Each record below should be printed exactly as it was written.

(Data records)

· · · · · · ·

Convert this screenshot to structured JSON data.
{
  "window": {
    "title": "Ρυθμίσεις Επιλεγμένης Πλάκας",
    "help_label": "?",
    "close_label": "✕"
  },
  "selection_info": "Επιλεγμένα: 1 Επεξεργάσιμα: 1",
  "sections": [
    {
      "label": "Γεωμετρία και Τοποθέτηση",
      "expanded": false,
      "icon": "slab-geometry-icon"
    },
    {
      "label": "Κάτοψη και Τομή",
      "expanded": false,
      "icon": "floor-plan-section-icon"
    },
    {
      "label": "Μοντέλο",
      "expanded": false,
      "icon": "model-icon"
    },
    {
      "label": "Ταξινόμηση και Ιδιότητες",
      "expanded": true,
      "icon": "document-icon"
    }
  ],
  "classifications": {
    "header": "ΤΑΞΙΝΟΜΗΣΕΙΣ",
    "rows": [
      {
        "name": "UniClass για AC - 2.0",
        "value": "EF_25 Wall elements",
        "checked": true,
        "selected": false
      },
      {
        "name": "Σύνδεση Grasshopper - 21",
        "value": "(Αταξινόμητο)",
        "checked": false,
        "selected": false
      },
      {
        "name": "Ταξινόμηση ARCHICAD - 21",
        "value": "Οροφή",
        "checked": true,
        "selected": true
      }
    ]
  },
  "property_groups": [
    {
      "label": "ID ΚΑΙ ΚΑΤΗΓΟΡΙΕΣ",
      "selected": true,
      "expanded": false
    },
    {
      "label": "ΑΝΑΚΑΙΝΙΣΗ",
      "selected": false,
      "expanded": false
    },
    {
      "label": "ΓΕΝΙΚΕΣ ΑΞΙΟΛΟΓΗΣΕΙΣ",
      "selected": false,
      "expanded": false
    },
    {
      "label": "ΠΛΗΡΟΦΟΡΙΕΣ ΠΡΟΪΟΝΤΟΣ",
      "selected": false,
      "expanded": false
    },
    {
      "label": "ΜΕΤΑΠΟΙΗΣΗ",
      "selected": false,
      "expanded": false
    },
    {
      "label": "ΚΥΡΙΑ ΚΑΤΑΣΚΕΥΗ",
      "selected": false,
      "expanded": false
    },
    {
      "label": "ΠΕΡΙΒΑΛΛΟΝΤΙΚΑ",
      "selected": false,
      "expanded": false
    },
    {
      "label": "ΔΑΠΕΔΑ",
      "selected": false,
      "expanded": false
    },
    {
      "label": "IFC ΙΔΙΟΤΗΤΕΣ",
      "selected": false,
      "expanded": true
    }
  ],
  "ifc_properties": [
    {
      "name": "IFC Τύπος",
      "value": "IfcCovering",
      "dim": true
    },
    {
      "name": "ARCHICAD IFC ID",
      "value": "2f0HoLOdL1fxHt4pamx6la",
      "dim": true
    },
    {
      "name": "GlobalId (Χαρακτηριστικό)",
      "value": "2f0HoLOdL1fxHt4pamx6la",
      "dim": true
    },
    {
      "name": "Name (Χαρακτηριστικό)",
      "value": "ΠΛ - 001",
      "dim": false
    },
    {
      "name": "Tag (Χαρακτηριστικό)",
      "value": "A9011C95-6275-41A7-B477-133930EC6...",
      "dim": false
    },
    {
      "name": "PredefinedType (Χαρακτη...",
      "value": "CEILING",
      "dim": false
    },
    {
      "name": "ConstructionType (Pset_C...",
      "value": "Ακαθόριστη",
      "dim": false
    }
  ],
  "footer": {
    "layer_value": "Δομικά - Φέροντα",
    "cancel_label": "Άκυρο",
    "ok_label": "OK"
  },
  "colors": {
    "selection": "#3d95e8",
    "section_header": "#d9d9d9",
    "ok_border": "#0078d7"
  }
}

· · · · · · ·

- _Written solution_
Convert this screenshot to structured JSON data.
{
  "window": {
    "title": "Ρυθμίσεις Επιλεγμένης Πλάκας",
    "help_label": "?",
    "close_label": "✕"
  },
  "selection_info": "Επιλεγμένα: 1 Επεξεργάσιμα: 1",
  "sections": [
    {
      "label": "Γεωμετρία και Τοποθέτηση",
      "expanded": false,
      "icon": "slab-geometry-icon"
    },
    {
      "label": "Κάτοψη και Τομή",
      "expanded": false,
      "icon": "floor-plan-section-icon"
    },
    {
      "label": "Μοντέλο",
      "expanded": false,
      "icon": "model-icon"
    },
    {
      "label": "Ταξινόμηση και Ιδιότητες",
      "expanded": true,
      "icon": "document-icon"
    }
  ],
  "classifications": {
    "header": "ΤΑΞΙΝΟΜΗΣΕΙΣ",
    "rows": [
      {
        "name": "UniClass για AC - 2.0",
        "value": "EF_25 Wall elements",
        "checked": true,
        "selected": false
      },
      {
        "name": "Σύνδεση Grasshopper - 21",
        "value": "(Αταξινόμητο)",
        "checked": false,
        "selected": false
      },
      {
        "name": "Ταξινόμηση ARCHICAD - 21",
        "value": "Οροφή",
        "checked": true,
        "selected": true
      }
    ]
  },
  "property_groups": [
    {
      "label": "ID ΚΑΙ ΚΑΤΗΓΟΡΙΕΣ",
      "selected": true,
      "expanded": false
    },
    {
      "label": "ΑΝΑΚΑΙΝΙΣΗ",
      "selected": false,
      "expanded": false
    },
    {
      "label": "ΓΕΝΙΚΕΣ ΑΞΙΟΛΟΓΗΣΕΙΣ",
      "selected": false,
      "expanded": false
    },
    {
      "label": "ΠΛΗΡΟΦΟΡΙΕΣ ΠΡΟΪΟΝΤΟΣ",
      "selected": false,
      "expanded": false
    },
    {
      "label": "ΜΕΤΑΠΟΙΗΣΗ",
      "selected": false,
      "expanded": false
    },
    {
      "label": "ΚΥΡΙΑ ΚΑΤΑΣΚΕΥΗ",
      "selected": false,
      "expanded": false
    },
    {
      "label": "ΠΕΡΙΒΑΛΛΟΝΤΙΚΑ",
      "selected": false,
      "expanded": false
    },
    {
      "label": "ΔΑΠΕΔΑ",
      "selected": false,
      "expanded": false
    },
    {
      "label": "IFC ΙΔΙΟΤΗΤΕΣ",
      "selected": false,
      "expanded": true
    }
  ],
  "ifc_properties": [
    {
      "name": "IFC Τύπος",
      "value": "IfcCovering",
      "dim": true
    },
    {
      "name": "ARCHICAD IFC ID",
      "value": "2f0HoLOdL1fxHt4pamx6la",
      "dim": true
    },
    {
      "name": "GlobalId (Χαρακτηριστικό)",
      "value": "2f0HoLOdL1fxHt4pamx6la",
      "dim": true
    },
    {
      "name": "Name (Χαρακτηριστικό)",
      "value": "ΠΛ - 001",
      "dim": false
    },
    {
      "name": "Tag (Χαρακτηριστικό)",
      "value": "A9011C95-6275-41A7-B477-133930EC6...",
      "dim": false
    },
    {
      "name": "PredefinedType (Χαρακτη...",
      "value": "CEILING",
      "dim": false
    },
    {
      "name": "ConstructionType (Pset_C...",
      "value": "Ακαθόριστη",
      "dim": false
    }
  ],
  "footer": {
    "layer_value": "Δομικά - Φέροντα",
    "cancel_label": "Άκυρο",
    "ok_label": "OK"
  },
  "colors": {
    "selection": "#3d95e8",
    "section_header": "#d9d9d9",
    "ok_border": "#0078d7"
  }
}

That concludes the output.